Revenue from fares, taxes and other dedicated sources has plummeted. According to Foran, the authority in April — the first full month of the pandemic — fell $591 million against budget projections, while the drop for the year to date is $828 million.
The MTA recently sold tax-exempt, long-term bonds to take out $1 billion of bond anticipation notes due May 15.
"There's been a disruption in the short-term market," Foran said. "Effectively right now, the short-term market costs as much to borrow as the long-term market."
The MTA cannot tap the Federal Reserve's new Municipal Liquidity Facility directly but can do so through New York State, Foran added. He said discussions with state officials to use the facility to take out some bond anticipation notes are ongoing.

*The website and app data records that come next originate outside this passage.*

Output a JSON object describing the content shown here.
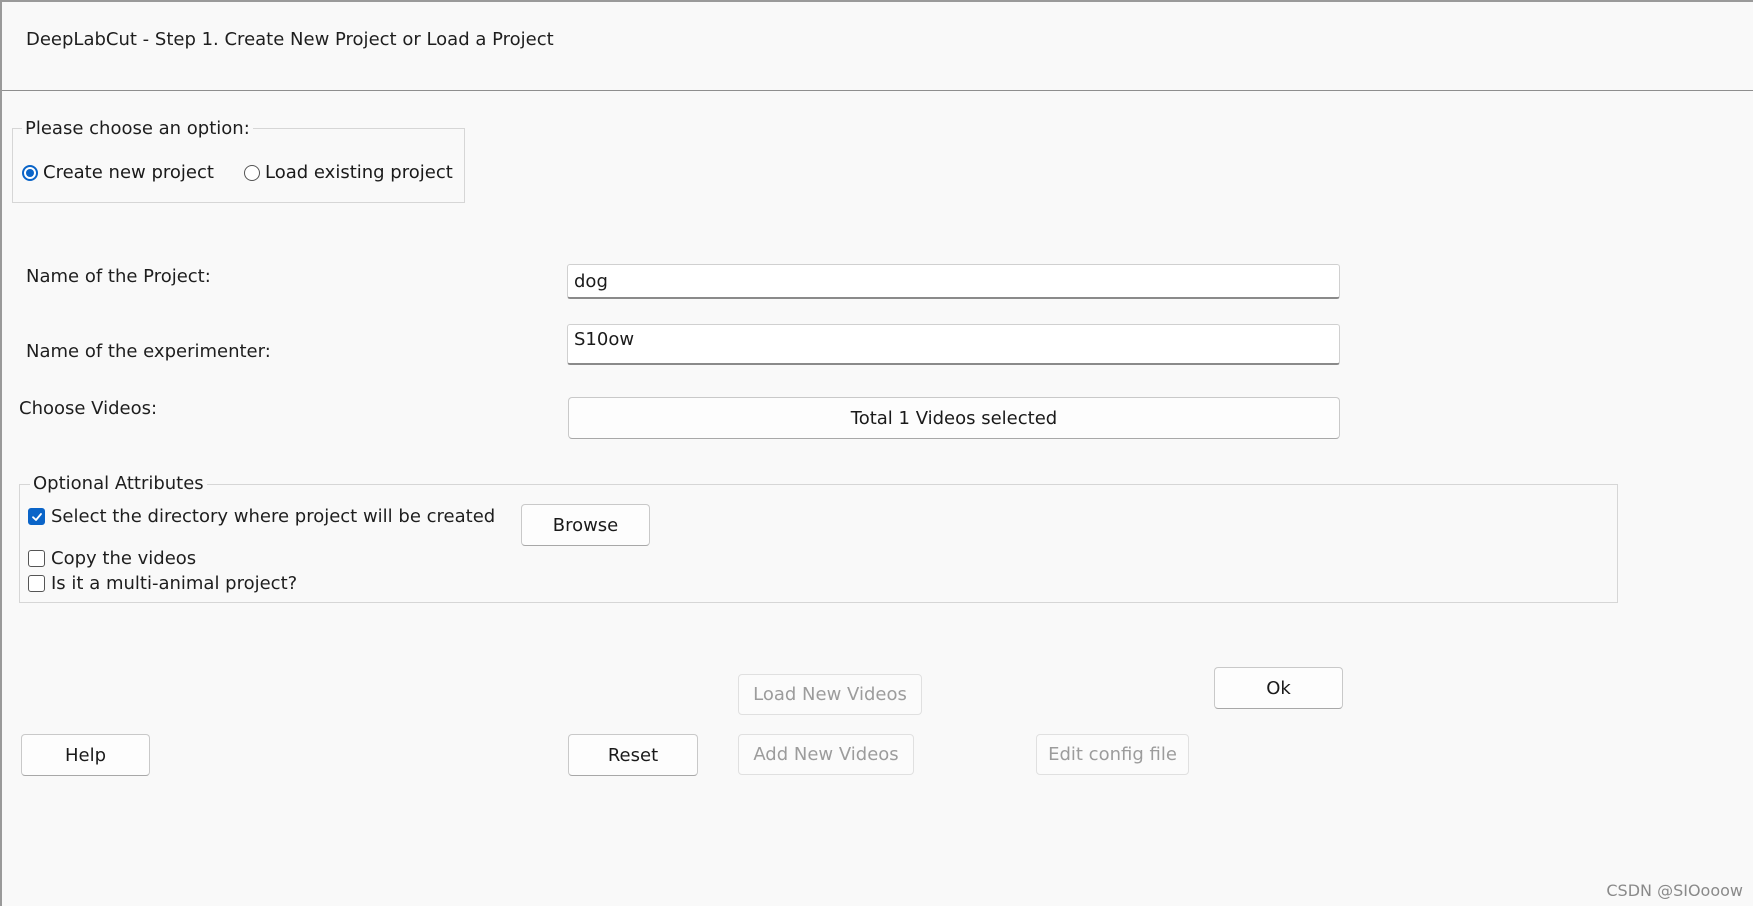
{
  "window": {
    "title": "DeepLabCut - Step 1. Create New Project or Load a Project"
  },
  "option_group": {
    "label": "Please choose an option:",
    "options": [
      {
        "label": "Create new project",
        "selected": true
      },
      {
        "label": "Load existing project",
        "selected": false
      }
    ]
  },
  "form": {
    "project_name_label": "Name of the Project:",
    "project_name_value": "dog",
    "experimenter_label": "Name of the experimenter:",
    "experimenter_value": "S10ow",
    "videos_label": "Choose Videos:",
    "videos_button": "Total 1 Videos selected"
  },
  "optional": {
    "label": "Optional Attributes",
    "select_dir_label": "Select the directory where project will be created",
    "select_dir_checked": true,
    "browse_button": "Browse",
    "copy_videos_label": "Copy the videos",
    "copy_videos_checked": false,
    "multi_animal_label": "Is it a multi-animal project?",
    "multi_animal_checked": false
  },
  "buttons": {
    "load_new_videos": "Load New Videos",
    "ok": "Ok",
    "help": "Help",
    "reset": "Reset",
    "add_new_videos": "Add New Videos",
    "edit_config": "Edit config file"
  },
  "watermark": "CSDN @SIOooow",
  "colors": {
    "accent": "#0a64c8",
    "background": "#f9f9f9",
    "disabled_text": "#9c9c9c"
  }
}
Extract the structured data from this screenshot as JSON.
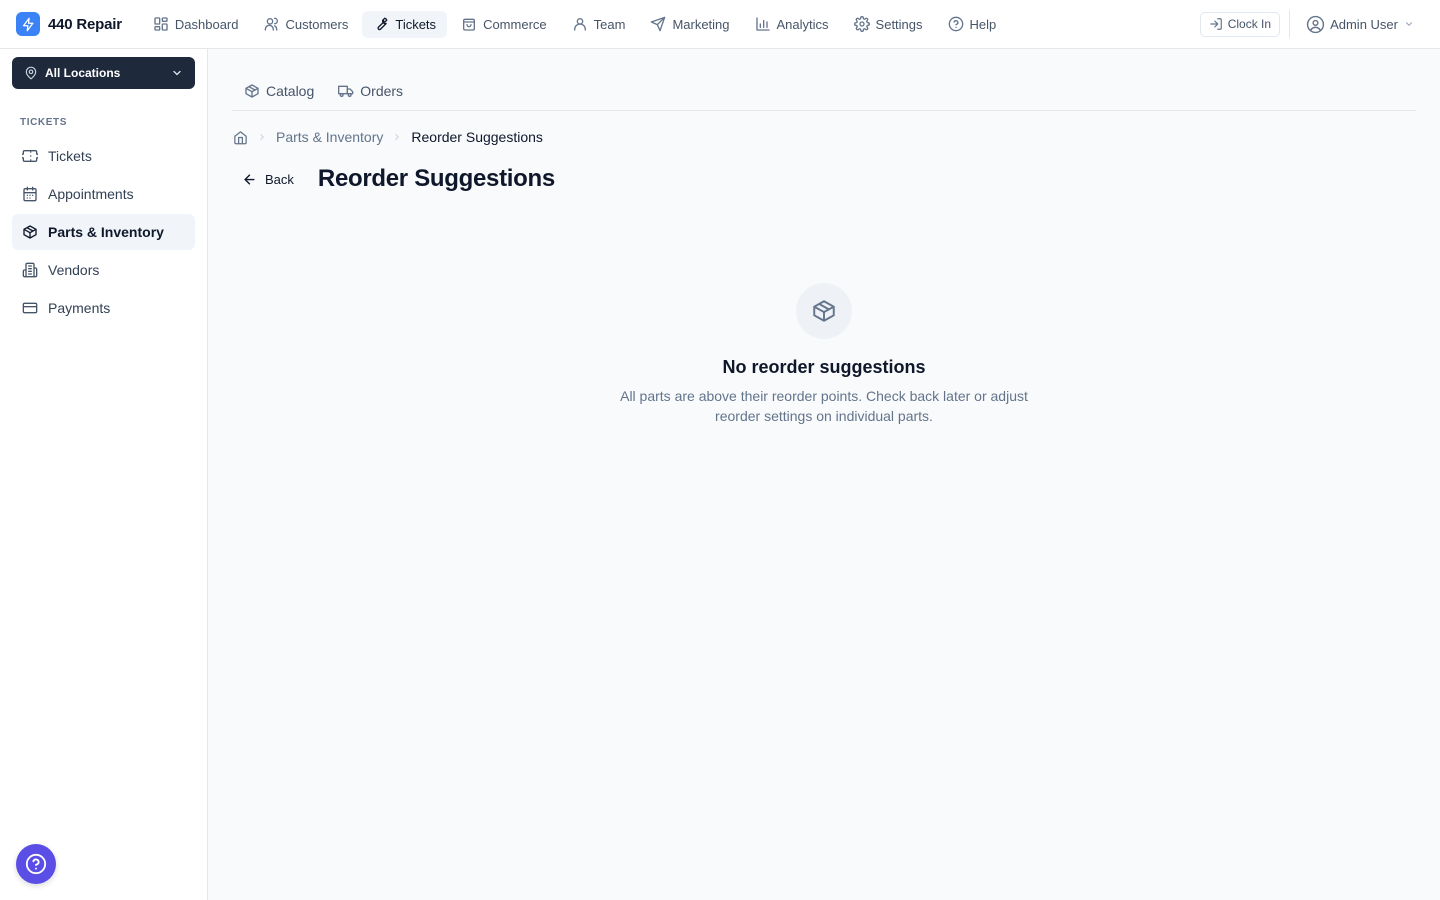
{
  "brand": {
    "name": "440 Repair",
    "logo_icon": "bolt-icon",
    "logo_color": "#3b82f6"
  },
  "nav": {
    "items": [
      {
        "label": "Dashboard",
        "icon": "dashboard-icon",
        "active": false
      },
      {
        "label": "Customers",
        "icon": "users-icon",
        "active": false
      },
      {
        "label": "Tickets",
        "icon": "wrench-icon",
        "active": true
      },
      {
        "label": "Commerce",
        "icon": "shopping-bag-icon",
        "active": false
      },
      {
        "label": "Team",
        "icon": "user-icon",
        "active": false
      },
      {
        "label": "Marketing",
        "icon": "send-icon",
        "active": false
      },
      {
        "label": "Analytics",
        "icon": "bar-chart-icon",
        "active": false
      },
      {
        "label": "Settings",
        "icon": "gear-icon",
        "active": false
      },
      {
        "label": "Help",
        "icon": "help-circle-icon",
        "active": false
      }
    ]
  },
  "topbar": {
    "clock_in_label": "Clock In",
    "user_name": "Admin User"
  },
  "sidebar": {
    "location_selector": "All Locations",
    "section_label": "TICKETS",
    "items": [
      {
        "label": "Tickets",
        "icon": "ticket-icon",
        "active": false
      },
      {
        "label": "Appointments",
        "icon": "calendar-icon",
        "active": false
      },
      {
        "label": "Parts & Inventory",
        "icon": "package-icon",
        "active": true
      },
      {
        "label": "Vendors",
        "icon": "building-icon",
        "active": false
      },
      {
        "label": "Payments",
        "icon": "credit-card-icon",
        "active": false
      }
    ],
    "help_fab_color": "#5b4ee6"
  },
  "subtabs": [
    {
      "label": "Catalog",
      "icon": "package-icon"
    },
    {
      "label": "Orders",
      "icon": "truck-icon"
    }
  ],
  "breadcrumb": {
    "parent": "Parts & Inventory",
    "current": "Reorder Suggestions"
  },
  "page": {
    "back_label": "Back",
    "title": "Reorder Suggestions"
  },
  "empty_state": {
    "icon": "package-icon",
    "title": "No reorder suggestions",
    "description": "All parts are above their reorder points. Check back later or adjust reorder settings on individual parts."
  }
}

The authority also sold $450 million of taxable bonds to refinance a BAN due in September and raise $150 million of new capital. "By tax law we were not able to sell tax-exempt bonds that far in advance, but we wanted to take the opportunity to get into the market and eliminate that obligation," Foran said.
According to Foran, the MTA has $4 billion in liquidity, consisting of running cash balances of $1.6 billion. That includes $1.3 billion from the federal Cares Act, or one-third its allocation. The authority has requested a further $3.9 billion from Washington, while transit systems nationwide are seeking $33 billion.
"One of the issues which the economic restrictions has highlighted is the difficult straits in which major public transit agencies find themselves," municipal bond analyst Joseph Krist said.
The MTA has drawn on $704 million of its $900 million commercially available lines of credit.
According to data on the Municipal Securities Rulemaking Board's EMMA website, a block of Subseries 2002-D1 transportation refunding bonds maturing in 2022 that originally priced at 112.767 cents on the dollar and a 4% coupon sold to a customer Wednesday at a price of 101.282 cents and a 3.49% yield.
Based on the MTA's May 1 disclosure, bridge and tunnel traffic declined by an estimated 62% in April from 2019 figures. To gauge near-term challenges, Kroll adjusted its stress scenario in assuming 65%, 30%, and 15% toll revenue declines in the second through fourth quarters, respectively, from budgeted 2020 figures.
This, Kroll said, resulted in TBTA being able to meet combined debt service at 1.41 times.
"Even if the stay-at-home orders lapse, there is still the logistical issues of compliance with social distancing guidelines, staggered work hours to reduce passengers at peak travel times, and fears of the second wave of the virus — all of which will likely dampen a ridership rebound," Kroll said.
The MTA has shut down subways between 1 and 5 a.m. — a first for the 116-year-old authority — to conduct massive cleanings. According to Foye, 123 employees have died from the virus.
The authority has launched a testing program in conjunction with Columbia University's Irving Medical Center, using ultraviolet light to kill the virus that causes COVID-19.
"It's taking technology that's decades and decades old, ultraviolet light, and applying it to transit," MTA Chairman Patrick Foye told reporters. "We're excited about it. We weren't following best practices of anybody. We were leading the country."
The cost of systemwide implementation is still unknown, Foye added.